## Task requirements:
Take from the material every line that contains the word "like".

## Material shown:
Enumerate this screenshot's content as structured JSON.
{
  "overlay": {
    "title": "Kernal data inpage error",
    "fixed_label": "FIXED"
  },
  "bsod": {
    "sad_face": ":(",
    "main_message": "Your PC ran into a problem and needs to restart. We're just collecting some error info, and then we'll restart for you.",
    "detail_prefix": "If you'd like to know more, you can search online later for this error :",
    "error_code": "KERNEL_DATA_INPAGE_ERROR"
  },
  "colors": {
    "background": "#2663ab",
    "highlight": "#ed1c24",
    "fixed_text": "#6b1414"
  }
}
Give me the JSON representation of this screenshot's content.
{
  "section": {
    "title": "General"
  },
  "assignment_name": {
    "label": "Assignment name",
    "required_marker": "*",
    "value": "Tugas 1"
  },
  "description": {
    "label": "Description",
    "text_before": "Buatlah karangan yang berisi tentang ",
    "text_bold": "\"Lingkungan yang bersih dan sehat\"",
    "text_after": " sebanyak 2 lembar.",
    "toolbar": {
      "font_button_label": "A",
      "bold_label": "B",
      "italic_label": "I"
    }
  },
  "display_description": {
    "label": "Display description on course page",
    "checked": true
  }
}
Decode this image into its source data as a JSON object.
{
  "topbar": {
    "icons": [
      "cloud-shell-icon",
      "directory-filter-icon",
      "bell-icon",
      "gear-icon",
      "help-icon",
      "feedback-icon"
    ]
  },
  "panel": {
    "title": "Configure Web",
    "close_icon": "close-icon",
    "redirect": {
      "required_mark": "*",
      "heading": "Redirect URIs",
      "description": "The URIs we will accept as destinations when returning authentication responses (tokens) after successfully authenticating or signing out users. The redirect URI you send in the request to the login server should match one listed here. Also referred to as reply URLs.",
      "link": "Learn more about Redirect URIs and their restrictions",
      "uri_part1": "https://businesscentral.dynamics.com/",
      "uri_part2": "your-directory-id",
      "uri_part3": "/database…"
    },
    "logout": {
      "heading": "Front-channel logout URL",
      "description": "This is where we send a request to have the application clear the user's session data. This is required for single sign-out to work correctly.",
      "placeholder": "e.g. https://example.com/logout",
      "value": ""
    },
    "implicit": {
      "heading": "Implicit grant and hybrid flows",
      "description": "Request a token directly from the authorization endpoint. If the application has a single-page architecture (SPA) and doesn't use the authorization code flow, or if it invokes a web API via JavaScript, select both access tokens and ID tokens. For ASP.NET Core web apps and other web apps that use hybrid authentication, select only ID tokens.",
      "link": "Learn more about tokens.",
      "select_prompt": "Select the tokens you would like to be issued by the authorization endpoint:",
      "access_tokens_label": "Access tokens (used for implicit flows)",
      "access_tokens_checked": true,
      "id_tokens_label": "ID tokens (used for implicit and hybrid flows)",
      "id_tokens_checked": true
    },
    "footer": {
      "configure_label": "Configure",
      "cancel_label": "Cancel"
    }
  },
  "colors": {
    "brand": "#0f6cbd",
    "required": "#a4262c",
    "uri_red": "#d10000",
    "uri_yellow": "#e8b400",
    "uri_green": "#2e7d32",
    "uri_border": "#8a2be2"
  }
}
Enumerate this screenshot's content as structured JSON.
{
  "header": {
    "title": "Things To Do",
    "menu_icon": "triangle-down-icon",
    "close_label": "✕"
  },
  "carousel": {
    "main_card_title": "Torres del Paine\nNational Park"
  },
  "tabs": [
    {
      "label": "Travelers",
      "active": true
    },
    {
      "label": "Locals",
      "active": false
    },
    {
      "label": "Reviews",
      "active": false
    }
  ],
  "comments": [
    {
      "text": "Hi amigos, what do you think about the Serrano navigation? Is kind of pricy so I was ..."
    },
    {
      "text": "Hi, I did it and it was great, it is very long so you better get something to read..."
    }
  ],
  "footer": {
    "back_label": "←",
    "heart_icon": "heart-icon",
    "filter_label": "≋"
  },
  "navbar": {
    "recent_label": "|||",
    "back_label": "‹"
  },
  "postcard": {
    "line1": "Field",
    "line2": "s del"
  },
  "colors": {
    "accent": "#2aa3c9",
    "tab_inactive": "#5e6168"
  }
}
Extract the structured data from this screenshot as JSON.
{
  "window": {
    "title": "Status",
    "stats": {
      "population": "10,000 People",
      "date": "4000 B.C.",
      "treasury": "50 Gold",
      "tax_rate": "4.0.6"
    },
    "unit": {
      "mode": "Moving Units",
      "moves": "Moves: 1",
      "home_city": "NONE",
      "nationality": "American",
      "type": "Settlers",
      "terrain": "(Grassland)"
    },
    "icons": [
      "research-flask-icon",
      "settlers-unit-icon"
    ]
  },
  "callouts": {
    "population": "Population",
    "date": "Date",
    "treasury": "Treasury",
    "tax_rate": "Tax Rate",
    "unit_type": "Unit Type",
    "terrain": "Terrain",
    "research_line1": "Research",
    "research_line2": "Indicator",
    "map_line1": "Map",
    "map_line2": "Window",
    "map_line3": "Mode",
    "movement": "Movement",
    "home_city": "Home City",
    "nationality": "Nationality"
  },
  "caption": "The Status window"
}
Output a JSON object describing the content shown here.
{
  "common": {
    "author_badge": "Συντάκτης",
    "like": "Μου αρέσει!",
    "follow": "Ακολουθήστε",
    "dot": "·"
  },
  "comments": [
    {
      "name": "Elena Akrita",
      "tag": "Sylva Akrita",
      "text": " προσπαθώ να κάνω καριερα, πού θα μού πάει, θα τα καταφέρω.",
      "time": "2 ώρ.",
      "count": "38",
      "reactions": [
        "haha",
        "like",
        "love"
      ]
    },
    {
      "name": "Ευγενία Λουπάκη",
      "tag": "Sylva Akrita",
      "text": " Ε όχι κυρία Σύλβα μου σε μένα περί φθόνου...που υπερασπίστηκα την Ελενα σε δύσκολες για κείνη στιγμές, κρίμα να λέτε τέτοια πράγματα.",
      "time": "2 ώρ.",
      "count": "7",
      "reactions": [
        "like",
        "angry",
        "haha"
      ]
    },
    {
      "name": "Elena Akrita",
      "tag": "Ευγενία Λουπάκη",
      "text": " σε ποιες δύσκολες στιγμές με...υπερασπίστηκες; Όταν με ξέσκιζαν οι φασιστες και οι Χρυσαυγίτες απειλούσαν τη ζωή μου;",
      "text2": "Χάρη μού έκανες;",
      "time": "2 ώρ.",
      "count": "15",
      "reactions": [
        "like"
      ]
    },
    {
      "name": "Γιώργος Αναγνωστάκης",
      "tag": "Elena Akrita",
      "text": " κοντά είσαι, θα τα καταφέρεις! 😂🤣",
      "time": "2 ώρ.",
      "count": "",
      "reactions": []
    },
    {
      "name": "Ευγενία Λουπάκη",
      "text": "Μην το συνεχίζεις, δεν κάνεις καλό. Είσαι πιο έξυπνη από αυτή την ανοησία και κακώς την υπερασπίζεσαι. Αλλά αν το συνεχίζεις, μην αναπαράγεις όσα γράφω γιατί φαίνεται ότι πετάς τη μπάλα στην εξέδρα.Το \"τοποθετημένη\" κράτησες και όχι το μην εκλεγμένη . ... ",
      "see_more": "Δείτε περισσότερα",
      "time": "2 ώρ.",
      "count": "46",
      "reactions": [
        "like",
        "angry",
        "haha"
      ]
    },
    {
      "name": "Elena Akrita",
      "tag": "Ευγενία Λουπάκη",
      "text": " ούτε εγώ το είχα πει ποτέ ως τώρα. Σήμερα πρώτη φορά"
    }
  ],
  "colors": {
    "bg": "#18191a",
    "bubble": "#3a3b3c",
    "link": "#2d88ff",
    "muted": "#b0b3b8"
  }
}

## Response:
    "detail_prefix": "If you'd like to know more, you can search online later for this error :",
      "select_prompt": "Select the tokens you would like to be issued by the authorization endpoint:",
    "like": "Μου αρέσει!",
        "like",
        "like",
        "like"
        "like",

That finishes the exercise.